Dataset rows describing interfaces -
******

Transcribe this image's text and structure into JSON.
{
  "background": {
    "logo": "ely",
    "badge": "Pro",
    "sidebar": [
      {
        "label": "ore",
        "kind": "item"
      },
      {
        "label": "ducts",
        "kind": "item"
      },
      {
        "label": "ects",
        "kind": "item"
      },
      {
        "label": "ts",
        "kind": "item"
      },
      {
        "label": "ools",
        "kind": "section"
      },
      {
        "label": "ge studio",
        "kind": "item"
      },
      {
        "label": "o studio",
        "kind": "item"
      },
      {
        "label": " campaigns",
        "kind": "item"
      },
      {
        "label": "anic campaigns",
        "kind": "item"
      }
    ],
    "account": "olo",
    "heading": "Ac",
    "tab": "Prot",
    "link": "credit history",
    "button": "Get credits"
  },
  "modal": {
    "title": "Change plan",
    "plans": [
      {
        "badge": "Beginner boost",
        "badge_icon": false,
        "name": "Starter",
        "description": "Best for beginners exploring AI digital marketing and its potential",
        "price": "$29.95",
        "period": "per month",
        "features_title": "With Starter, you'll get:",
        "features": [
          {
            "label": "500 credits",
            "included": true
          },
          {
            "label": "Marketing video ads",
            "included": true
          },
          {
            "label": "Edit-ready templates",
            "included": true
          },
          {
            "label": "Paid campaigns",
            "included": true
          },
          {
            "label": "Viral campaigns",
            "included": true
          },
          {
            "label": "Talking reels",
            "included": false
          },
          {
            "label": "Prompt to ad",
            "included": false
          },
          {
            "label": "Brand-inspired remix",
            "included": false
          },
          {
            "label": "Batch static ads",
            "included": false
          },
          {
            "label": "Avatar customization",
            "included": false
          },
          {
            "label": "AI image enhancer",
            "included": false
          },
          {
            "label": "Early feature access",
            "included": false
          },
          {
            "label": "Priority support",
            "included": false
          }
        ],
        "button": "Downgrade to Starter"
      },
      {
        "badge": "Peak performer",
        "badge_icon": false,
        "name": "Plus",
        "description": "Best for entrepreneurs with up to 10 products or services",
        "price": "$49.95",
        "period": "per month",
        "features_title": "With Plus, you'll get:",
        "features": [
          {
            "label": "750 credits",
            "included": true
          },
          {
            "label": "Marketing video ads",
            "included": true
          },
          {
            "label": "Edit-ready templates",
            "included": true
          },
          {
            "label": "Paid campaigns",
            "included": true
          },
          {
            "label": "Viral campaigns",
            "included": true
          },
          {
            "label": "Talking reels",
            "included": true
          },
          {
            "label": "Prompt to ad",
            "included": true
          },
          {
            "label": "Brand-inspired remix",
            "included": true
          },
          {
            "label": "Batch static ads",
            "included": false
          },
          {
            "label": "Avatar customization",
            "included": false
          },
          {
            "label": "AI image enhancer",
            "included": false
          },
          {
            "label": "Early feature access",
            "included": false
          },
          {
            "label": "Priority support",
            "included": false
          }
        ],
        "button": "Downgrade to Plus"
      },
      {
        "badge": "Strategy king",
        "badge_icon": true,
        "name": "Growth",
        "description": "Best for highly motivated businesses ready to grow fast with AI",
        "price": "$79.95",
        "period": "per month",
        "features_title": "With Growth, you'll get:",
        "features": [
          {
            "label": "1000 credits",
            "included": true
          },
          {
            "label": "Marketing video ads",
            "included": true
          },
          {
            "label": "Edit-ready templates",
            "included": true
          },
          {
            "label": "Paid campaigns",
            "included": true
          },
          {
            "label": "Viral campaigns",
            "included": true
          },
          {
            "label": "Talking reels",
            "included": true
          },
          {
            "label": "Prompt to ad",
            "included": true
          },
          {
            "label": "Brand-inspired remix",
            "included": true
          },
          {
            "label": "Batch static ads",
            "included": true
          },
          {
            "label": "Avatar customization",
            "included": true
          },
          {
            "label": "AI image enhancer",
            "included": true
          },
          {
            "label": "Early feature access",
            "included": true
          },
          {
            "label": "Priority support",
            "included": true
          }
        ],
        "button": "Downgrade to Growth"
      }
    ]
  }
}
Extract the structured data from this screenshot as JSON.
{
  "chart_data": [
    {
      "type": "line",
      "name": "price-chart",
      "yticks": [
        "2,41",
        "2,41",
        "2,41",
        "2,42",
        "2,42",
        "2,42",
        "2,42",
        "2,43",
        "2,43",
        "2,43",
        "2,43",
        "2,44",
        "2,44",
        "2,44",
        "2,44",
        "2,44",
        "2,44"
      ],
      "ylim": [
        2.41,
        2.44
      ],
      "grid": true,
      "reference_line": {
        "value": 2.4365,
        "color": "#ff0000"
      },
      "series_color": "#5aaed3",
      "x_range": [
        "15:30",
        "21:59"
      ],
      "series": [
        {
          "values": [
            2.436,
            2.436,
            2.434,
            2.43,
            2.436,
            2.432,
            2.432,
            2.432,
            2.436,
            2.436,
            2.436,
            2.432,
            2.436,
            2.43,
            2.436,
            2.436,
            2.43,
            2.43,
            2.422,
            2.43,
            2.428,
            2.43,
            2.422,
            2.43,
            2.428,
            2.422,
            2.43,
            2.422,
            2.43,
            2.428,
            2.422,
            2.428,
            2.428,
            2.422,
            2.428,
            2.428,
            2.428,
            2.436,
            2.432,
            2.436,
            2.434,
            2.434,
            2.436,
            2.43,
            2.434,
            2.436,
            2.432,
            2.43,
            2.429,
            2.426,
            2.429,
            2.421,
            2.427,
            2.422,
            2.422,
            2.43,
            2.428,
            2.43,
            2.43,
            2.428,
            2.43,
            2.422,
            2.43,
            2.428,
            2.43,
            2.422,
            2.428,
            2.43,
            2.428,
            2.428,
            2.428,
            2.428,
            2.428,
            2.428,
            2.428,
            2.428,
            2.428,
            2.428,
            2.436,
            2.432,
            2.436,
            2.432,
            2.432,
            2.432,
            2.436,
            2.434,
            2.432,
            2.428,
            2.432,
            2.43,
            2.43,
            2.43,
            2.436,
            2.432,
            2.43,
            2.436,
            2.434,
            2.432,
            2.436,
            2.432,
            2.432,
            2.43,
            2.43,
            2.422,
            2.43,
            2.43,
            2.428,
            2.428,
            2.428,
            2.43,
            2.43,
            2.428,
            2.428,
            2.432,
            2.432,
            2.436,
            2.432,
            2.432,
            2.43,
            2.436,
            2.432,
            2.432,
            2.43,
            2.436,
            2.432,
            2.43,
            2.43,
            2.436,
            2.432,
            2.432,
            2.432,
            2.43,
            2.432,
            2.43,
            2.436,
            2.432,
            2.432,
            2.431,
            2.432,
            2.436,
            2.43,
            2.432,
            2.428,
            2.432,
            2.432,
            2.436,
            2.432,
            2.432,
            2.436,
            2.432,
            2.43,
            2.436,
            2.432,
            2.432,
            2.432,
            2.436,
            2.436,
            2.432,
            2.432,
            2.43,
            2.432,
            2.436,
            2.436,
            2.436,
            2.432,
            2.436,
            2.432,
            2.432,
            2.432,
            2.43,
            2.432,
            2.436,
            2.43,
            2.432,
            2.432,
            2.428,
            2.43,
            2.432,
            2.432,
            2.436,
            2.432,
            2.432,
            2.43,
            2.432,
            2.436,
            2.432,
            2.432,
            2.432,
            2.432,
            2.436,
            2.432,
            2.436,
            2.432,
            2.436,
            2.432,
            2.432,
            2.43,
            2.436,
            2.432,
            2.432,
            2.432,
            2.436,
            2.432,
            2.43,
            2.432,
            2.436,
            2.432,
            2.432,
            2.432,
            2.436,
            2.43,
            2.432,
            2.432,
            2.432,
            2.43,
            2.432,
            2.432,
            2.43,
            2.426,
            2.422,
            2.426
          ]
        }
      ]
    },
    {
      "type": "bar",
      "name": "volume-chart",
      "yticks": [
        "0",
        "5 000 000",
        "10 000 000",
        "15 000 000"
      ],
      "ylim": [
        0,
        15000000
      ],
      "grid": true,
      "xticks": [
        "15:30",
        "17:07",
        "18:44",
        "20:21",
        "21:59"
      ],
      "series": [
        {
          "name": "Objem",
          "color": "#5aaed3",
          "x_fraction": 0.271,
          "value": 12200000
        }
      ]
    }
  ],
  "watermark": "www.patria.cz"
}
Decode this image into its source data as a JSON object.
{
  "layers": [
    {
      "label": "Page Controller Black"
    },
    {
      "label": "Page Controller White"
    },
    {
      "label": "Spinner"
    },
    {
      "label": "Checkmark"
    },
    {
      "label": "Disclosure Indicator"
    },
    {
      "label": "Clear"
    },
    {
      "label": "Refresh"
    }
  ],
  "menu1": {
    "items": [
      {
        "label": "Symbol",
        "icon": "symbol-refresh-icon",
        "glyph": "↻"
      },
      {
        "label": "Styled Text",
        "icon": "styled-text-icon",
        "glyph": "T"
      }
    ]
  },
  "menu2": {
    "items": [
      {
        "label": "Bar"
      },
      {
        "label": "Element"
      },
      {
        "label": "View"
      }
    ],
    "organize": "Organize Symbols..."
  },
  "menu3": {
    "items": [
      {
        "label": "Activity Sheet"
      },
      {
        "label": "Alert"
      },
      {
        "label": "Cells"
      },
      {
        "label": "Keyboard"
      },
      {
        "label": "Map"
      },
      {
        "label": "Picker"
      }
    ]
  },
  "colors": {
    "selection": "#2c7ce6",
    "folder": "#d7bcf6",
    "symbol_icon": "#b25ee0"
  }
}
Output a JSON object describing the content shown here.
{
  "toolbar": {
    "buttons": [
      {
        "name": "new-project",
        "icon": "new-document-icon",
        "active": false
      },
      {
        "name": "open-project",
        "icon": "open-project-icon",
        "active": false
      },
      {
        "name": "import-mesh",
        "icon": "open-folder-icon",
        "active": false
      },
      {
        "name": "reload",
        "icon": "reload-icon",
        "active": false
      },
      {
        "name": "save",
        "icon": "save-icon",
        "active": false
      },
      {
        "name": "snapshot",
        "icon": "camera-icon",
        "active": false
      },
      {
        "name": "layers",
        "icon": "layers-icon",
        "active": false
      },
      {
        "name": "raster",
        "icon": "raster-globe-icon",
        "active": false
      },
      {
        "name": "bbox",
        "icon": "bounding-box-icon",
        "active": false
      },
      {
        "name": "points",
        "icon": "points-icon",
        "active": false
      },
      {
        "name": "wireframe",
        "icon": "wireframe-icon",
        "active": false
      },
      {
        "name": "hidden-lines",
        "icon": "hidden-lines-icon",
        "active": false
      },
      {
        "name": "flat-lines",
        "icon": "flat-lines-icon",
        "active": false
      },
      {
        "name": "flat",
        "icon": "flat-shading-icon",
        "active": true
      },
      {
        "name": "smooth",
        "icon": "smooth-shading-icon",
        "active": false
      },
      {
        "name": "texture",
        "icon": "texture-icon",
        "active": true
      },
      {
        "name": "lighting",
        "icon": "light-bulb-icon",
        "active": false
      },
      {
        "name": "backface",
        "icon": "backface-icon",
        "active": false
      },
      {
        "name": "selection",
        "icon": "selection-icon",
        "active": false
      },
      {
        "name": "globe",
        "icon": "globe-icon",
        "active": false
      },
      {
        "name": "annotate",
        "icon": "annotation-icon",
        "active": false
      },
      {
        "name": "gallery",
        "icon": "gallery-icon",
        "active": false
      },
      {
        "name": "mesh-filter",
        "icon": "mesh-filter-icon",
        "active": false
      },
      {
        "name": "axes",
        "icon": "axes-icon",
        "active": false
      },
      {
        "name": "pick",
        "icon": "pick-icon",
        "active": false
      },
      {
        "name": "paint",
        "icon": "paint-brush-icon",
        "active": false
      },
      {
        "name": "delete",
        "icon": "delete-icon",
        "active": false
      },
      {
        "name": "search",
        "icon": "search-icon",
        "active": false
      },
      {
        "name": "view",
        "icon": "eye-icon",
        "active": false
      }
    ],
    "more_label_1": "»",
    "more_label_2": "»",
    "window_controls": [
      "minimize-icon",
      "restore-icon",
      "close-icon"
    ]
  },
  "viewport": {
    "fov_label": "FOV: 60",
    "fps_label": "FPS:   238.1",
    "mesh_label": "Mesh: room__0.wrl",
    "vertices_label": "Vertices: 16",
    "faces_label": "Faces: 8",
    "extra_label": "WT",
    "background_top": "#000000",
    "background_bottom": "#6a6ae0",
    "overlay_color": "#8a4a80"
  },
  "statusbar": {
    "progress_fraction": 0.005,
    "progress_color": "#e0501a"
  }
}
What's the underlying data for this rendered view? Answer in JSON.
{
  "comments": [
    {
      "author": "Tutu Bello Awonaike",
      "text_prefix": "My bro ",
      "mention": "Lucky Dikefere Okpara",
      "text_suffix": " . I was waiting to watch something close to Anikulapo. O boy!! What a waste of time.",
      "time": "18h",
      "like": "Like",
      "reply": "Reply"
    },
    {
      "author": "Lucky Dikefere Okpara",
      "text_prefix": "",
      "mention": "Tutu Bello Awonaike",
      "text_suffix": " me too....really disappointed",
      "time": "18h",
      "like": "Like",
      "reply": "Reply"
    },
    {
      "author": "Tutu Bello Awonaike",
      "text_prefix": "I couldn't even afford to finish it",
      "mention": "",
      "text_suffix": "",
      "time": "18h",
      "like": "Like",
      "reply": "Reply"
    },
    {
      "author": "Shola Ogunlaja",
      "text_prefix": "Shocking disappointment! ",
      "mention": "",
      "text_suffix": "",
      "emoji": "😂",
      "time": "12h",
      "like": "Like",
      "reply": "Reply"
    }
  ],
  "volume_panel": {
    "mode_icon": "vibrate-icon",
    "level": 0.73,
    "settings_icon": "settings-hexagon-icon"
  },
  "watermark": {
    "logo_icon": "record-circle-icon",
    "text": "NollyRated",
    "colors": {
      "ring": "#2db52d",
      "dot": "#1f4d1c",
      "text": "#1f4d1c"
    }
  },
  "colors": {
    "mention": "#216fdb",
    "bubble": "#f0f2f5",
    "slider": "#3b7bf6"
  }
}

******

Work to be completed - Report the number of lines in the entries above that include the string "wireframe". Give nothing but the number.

Your response - 2